Friday, March 15, 2019

What the College Admissions Scandal Reveals About Privilege Inequality For Disabled Students

Three students at computer workstations, seen from behind
Photo © US Department of Education  | Creative Commons / Flickr
[image: Three students at computer workstations, seen from behind.]

Shannon Rosa
Senior Editor

Wealthy people using their privilege to bypass regular people problems like paying taxes is nothing new. But using that clout to exploit disability accommodations—to give their college-aspiring children truly unfair and also illegal advantages—is infuriating on multiple levels. As disability policy professional Rebecca Cokley noted at Teen Vogue:
"This behavior is harmful because when celebrities and others with privilege use a marginalized community’s civil rights as a 'VIP pass,' it frames reasonable accommodations as something 'special' that you should be able to buy, versus actual civil rights that give people with disabilities an equal seat at the table."
Adrienne Wichard-Edds reported on the scandal for the Washington Post, from the perspectives of several irate parents of students with disabilities:
"For children who really do struggle with learning and other disabilities, taking those high-pressure tests is challenging. Those accommodations, which can include extra time to complete the exam, are there to create fairness for students who encounter daily challenges in their education. Parents work overtime fighting to secure these accommodations, to try to level the playing field a bit. So finding out that people are abusing that system is a bitter pill for them to swallow."
…and I was one of the parents Wichard-Edds talked to:
“The thing that makes me the angriest about this is that my kids are already very hesitant to ask for accommodations because they don’t appear disabled,” says Shannon Rosa, senior editor of the website Thinking Person’s Guide to Autism and mom to three children ages 14, 18 and 20 — all of whom have disabilities. “There’s a stigma around receiving accommodations. Some people treat 504s and IEPs like they’re optional, but they’re the law. When you see wealthy parents gaming the system for things that people already have trouble accessing, it makes it even harder for those people who legitimately deserve and need them.”
I was grateful to be included, but the Washington Post article didn't include all of the points I discussed on the record, and wanted to emphasize. So I'm discussing them here:

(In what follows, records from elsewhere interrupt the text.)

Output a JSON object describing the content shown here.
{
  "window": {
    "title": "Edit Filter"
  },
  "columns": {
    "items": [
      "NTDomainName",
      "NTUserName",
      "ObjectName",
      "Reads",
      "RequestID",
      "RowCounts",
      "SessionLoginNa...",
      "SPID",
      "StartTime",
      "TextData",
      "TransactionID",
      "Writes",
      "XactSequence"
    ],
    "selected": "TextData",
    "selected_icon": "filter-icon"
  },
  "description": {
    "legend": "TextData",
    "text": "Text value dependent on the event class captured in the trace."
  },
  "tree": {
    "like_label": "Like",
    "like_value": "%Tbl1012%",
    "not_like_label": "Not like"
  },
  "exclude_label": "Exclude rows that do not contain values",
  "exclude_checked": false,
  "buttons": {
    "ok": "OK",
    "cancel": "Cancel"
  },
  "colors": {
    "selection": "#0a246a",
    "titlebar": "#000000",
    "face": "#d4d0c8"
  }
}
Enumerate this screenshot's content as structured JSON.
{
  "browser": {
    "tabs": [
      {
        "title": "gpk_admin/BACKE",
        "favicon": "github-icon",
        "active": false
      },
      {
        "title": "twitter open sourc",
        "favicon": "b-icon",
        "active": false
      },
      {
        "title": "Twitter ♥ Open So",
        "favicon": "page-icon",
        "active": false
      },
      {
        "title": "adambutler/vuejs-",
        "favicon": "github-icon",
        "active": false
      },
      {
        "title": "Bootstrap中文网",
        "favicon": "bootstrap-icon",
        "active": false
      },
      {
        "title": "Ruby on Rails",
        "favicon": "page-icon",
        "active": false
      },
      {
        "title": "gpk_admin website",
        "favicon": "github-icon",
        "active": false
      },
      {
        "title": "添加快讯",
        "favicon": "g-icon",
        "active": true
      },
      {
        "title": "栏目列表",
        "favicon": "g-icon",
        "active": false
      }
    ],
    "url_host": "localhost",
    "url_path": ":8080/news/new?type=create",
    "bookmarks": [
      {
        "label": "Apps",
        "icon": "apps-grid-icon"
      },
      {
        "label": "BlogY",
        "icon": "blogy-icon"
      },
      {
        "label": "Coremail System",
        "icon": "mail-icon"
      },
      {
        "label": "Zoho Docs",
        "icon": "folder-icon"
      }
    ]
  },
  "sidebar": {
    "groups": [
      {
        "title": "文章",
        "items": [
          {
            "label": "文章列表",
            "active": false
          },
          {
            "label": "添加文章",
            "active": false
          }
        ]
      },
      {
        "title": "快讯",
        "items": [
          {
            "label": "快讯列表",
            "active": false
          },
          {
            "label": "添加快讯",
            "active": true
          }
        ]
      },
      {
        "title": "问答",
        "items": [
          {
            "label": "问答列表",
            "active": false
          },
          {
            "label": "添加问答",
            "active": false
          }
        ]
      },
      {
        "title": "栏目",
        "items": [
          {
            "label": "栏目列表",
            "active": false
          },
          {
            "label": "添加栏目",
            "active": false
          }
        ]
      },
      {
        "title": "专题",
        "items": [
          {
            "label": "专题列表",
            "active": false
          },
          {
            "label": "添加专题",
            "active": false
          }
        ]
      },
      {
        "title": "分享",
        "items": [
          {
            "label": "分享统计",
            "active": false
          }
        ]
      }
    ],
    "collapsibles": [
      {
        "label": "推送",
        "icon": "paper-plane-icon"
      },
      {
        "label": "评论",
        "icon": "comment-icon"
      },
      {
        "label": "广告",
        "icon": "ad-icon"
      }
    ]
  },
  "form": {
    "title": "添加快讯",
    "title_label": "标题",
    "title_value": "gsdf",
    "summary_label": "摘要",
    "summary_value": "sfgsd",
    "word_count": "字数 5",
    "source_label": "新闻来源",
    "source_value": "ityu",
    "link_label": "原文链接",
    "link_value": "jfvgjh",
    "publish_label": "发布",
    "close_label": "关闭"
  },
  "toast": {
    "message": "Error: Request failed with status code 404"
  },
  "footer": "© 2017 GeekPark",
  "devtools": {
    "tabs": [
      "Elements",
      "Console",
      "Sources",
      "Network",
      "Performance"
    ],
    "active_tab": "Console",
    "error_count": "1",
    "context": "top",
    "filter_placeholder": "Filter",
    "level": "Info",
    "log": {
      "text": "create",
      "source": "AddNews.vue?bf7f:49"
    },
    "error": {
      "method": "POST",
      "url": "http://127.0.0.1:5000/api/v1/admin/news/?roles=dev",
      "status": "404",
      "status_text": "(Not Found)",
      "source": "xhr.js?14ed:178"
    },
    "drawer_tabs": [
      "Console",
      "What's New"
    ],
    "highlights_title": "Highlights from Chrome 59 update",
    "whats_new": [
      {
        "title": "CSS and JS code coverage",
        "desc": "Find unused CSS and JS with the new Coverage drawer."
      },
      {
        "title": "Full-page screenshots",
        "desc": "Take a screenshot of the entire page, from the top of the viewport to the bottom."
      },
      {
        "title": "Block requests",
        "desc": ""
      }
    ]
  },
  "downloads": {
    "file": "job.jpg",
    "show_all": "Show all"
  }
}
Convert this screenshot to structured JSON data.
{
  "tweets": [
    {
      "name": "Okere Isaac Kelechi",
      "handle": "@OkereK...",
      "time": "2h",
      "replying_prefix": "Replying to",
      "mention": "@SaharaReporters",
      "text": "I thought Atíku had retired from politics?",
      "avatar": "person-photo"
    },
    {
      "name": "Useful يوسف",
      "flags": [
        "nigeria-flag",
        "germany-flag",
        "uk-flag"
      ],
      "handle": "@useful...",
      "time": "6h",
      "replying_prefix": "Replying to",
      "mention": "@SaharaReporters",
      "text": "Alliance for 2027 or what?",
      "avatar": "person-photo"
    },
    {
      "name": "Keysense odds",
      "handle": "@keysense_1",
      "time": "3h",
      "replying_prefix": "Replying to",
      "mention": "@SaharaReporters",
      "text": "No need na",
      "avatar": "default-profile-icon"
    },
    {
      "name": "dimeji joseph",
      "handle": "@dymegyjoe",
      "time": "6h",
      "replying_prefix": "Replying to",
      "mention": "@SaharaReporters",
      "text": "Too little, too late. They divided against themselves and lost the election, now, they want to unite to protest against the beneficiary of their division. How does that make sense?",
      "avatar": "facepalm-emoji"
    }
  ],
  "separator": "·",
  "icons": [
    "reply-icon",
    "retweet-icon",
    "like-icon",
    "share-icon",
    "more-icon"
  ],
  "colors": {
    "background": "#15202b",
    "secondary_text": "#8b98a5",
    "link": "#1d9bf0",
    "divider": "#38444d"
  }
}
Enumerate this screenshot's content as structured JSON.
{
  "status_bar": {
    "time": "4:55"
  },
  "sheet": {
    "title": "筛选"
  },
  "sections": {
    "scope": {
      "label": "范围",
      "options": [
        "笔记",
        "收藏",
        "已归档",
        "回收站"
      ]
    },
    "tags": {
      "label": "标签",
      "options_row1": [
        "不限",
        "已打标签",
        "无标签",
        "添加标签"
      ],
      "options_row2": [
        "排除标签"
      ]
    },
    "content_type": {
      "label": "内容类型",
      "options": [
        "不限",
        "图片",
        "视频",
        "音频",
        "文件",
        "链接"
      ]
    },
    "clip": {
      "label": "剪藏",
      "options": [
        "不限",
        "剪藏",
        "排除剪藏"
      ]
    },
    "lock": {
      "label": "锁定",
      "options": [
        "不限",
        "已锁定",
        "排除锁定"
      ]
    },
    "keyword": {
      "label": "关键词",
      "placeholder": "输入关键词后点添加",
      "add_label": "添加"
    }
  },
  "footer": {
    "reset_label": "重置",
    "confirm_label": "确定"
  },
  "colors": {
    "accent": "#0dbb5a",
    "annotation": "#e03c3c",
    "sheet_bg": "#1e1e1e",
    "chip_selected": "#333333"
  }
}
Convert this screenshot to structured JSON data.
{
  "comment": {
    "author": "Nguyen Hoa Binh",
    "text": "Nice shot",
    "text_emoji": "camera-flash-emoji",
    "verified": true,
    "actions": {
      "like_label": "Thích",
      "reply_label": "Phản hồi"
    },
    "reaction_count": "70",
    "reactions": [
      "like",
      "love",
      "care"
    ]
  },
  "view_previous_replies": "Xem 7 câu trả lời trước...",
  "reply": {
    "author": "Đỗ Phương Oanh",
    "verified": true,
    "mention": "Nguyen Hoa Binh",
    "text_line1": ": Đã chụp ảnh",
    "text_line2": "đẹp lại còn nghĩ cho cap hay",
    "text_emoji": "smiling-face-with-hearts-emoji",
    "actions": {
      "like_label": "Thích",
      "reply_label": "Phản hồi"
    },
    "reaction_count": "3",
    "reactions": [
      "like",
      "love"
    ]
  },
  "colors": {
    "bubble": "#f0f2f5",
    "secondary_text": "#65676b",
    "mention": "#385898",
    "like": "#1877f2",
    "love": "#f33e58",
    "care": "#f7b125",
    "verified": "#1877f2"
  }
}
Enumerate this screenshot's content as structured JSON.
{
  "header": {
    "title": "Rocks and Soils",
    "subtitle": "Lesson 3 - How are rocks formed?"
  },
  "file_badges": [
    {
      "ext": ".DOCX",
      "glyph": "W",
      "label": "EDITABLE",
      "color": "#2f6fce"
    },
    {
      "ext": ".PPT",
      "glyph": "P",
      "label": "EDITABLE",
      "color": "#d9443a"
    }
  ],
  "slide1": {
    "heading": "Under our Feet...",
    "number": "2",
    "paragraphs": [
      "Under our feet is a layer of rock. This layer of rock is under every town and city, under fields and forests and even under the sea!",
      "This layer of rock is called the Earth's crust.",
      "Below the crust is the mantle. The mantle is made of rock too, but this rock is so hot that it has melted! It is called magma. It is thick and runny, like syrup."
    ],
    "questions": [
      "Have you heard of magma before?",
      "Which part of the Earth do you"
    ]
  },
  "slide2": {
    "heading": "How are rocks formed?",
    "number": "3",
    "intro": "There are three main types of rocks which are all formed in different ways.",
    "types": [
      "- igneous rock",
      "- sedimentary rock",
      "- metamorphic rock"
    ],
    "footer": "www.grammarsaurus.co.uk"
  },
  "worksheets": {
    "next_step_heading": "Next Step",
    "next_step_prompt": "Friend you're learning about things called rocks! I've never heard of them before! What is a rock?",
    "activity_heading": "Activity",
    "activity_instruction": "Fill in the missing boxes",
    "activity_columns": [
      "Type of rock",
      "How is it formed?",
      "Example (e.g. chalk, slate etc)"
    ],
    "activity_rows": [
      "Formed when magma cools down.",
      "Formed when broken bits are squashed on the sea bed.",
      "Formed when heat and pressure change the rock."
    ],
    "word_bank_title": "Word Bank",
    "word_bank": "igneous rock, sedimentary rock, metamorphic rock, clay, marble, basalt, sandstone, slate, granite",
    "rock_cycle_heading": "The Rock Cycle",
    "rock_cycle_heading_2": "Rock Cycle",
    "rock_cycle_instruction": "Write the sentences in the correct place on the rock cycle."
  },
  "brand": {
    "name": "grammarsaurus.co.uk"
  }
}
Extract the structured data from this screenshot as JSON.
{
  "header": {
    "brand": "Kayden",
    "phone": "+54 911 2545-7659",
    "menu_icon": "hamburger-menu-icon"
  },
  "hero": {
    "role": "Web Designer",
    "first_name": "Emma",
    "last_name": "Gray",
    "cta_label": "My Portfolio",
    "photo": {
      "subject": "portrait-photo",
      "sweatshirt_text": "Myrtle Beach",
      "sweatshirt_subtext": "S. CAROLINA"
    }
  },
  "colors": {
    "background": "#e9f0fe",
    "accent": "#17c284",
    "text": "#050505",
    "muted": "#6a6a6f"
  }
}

One of the reasons my college-student eldest is hesitant to ask for accommodations isn’t just disability stigma, or anxiety about not being believed. It’s because she’s an intensely ethical person who knows that there are other students who need accommodations, but don’t get them because they're undiagnosed. And the reason they are undiagnosed often has to do with the privilege gap underlying this entire mess.

My family lives in a town that is adjacent to two of the wealthiest towns in the country, but our city has a high proportion of low socioeconomic status families and English learners. If parents can't afford to take time off of work to attend IEP or 504 meetings, and/or don't speak English as a first language or at all, that makes accessing disability diagnoses and supports difficult. In addition, parents who can't hire professionals to help them navigate the often impenetrable disability supports and disability education systems aren't even aware of the rights their kids are legally entitled to.

So it’s not only that kids with disabilities get penalized for seeking accommodations they need and deserve—and that those wealthy parents exploited for their own, non-disabled kids’ advantages. It’s that many families don’t even have the ability to get their kids legal access to IEPs/504s. And that's just wrong, in all the ways.